Two-pointers is a pretty common method to solve array problems in linear time with constant space. Two-pointers problems can be solved by traversing an array by either fast and slow pointers or by left and right pointers. Two-pointers problems can be used for sliding window problems. We can adjust window size sliding left or right pointers. Let's see some examples to get a clear idea of two problems.
When there is comparison of two numbers in an array
If there requires a comparison between two numbers in an array it will require O(n^2) brute force. This is because we will have to run two loops for comparing each number with another number. Look at following
If this problem is solved with brute force we require two loops.
for i in numbers:
For j in numbers
If i + j == target:
print(“Target is sum of”, i, j)
But we use two pointers that can be done in linear time O(n).
We need one pointer to start the array and another pointer at the end of the array.
We take the sum of start and end. If the sum is equal to the target we return numbers at the start or end.
If we find the sum is less than the target we need a bigger number this we can find by moving the start pointer by 1.
We compare again if the sum matches target return numbers at start and end. If the sum is larger than the target we need a smaller number.
We can find smaller numbers by moving the end towards the left. We do this repeatedly until the start and end are together. If we did not find we would return -1.
Below is the python code
def twoSum(numbers, target):
start = 0 #point start to left
end = len(numbers)-1 #point end to right. we use len-1 because array index starts with 0
sum = 0 #initial sum with 0
while start != end : #run loop until start and end point to same number
sum = numbers[start] + numbers[end]
if sum > target:
end -= 1 #look for smaller number
elif sum < target:
start +=1 #look for larger number
return [start+1,end+1] #condition satisfied
Find the duplicates in the array
Use two pointers the fast and the slow.
The fast one goes forward two steps each time, while the slow one goes only step each time.
They must meet the same item when slow==fast.
In fact, they meet in a circle, the duplicate number must be the entry point of the circle when visiting the array from nums.

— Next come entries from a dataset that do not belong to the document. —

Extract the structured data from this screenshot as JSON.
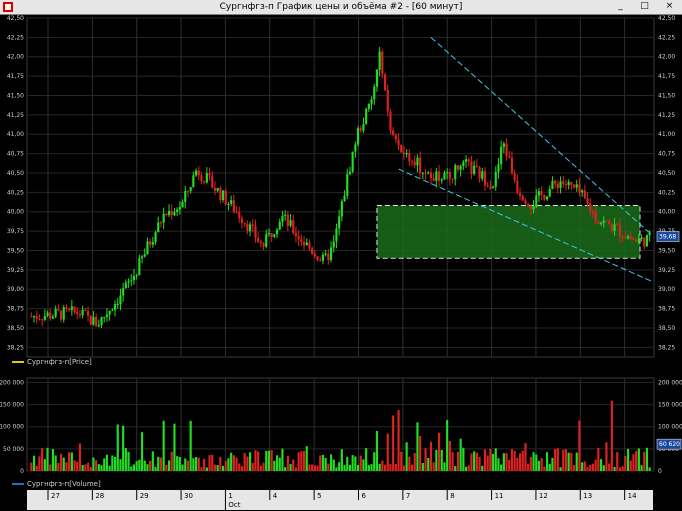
{
  "window": {
    "title": "Сургнфгз-п График цены и объёма #2 - [60 минут]"
  },
  "colors": {
    "up": "#22dd22",
    "down": "#dd2222",
    "trend": "#3ec8e6",
    "zone": "#1a6b1a",
    "badge_bg": "#1a4aa0",
    "legend_price": "#e8c800",
    "legend_volume": "#1e6fd0"
  },
  "price_axis": {
    "ticks": [
      "42,50",
      "42,25",
      "42,00",
      "41,75",
      "41,50",
      "41,25",
      "41,00",
      "40,75",
      "40,50",
      "40,25",
      "40,00",
      "39,75",
      "39,50",
      "39,25",
      "39,00",
      "38,75",
      "38,50",
      "38,25"
    ],
    "current_value": "39,68"
  },
  "volume_axis": {
    "ticks": [
      "200 000",
      "150 000",
      "100 000",
      "50 000",
      "0"
    ],
    "current_value": "60 620"
  },
  "legend": {
    "price": "Сургнфгз-п[Price]",
    "volume": "Сургнфгз-п[Volume]"
  },
  "x_axis": {
    "dates": [
      "27",
      "28",
      "29",
      "30",
      "1",
      "4",
      "5",
      "6",
      "7",
      "8",
      "11",
      "12",
      "13",
      "14"
    ],
    "month": "Oct"
  },
  "chart_data": [
    {
      "type": "candlestick",
      "ylim": [
        38.125,
        42.5
      ],
      "zone": [
        39.4,
        40.08
      ],
      "trend_upper": [
        [
          42.25,
          39.7
        ]
      ],
      "trend_lower": [
        [
          40.55,
          39.1
        ]
      ]
    },
    {
      "type": "bar",
      "ylim": [
        0,
        210000
      ]
    }
  ]
}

Next we just need to find the entry point. We use a point(we can use the fast one before) to visit form begining with one step each time, do the same job to slow. When fast==slow, they meet at the entry point of the circle.

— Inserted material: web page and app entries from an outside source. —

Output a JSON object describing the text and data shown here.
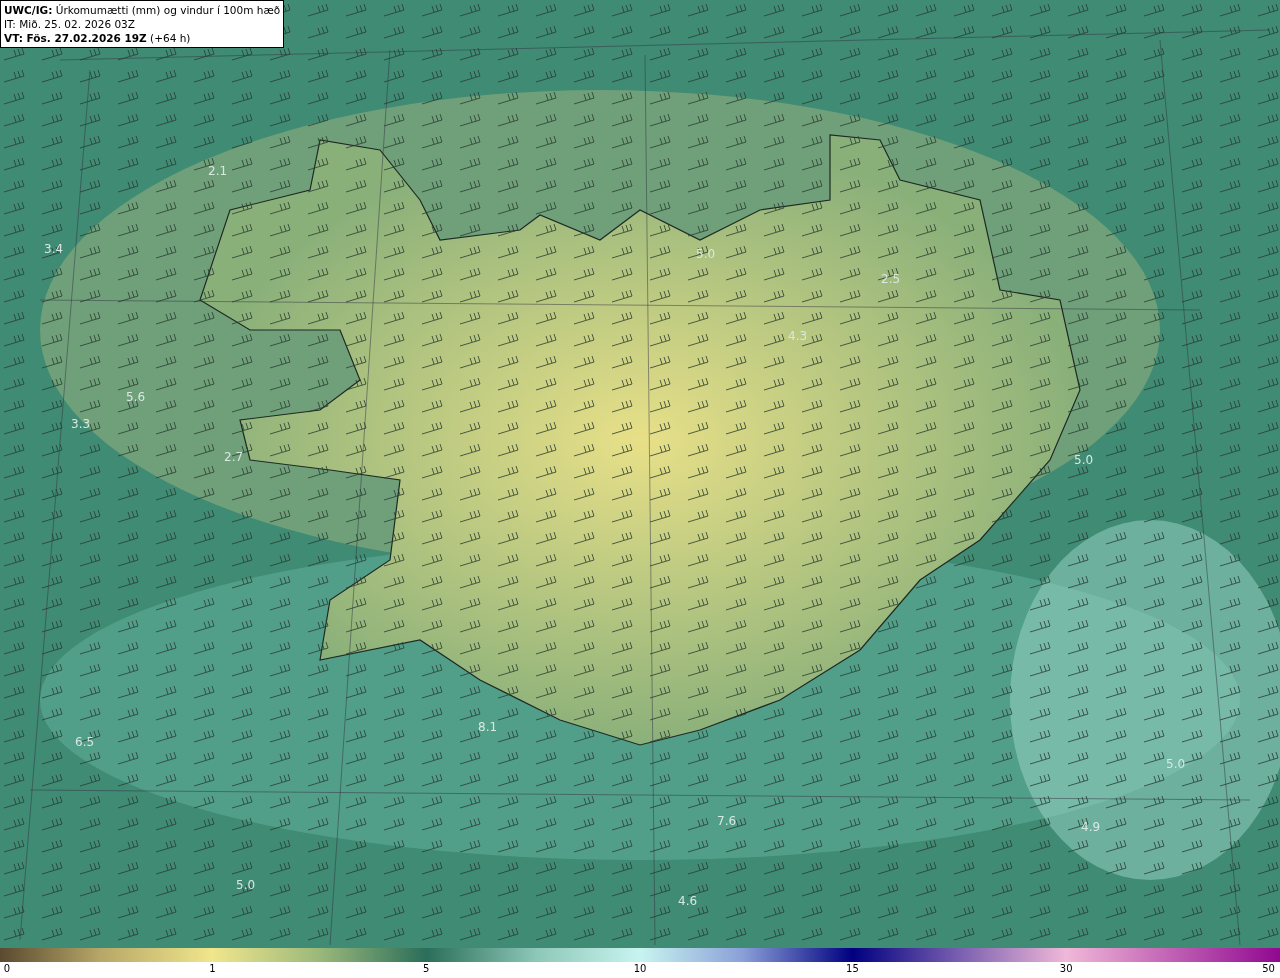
{
  "header": {
    "lines": [
      "**UWC/IG:** Úrkomumætti (mm) og vindur í 100m hæð",
      "IT: Mið. 25. 02. 2026 03Z",
      "**VT: Fös. 27.02.2026 19Z** (+64 h)"
    ]
  },
  "map": {
    "values": [
      "2.1",
      "3.4",
      "5.0",
      "2.5",
      "4.3",
      "5.6",
      "3.3",
      "2.7",
      "5.0",
      "8.1",
      "6.5",
      "5.0",
      "7.6",
      "4.9",
      "5.0",
      "4.6"
    ]
  },
  "colorbar": {
    "ticks": [
      "0",
      "1",
      "5",
      "10",
      "15",
      "30",
      "50"
    ]
  }
}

n = len(nums)
if n > 1:
slow = nums
fast = nums[slow]
while slow != fast:
slow = nums[slow]
fast = nums[nums[fast]]
fast = 0
while fast != slow:
fast = nums[fast]
slow = nums[slow]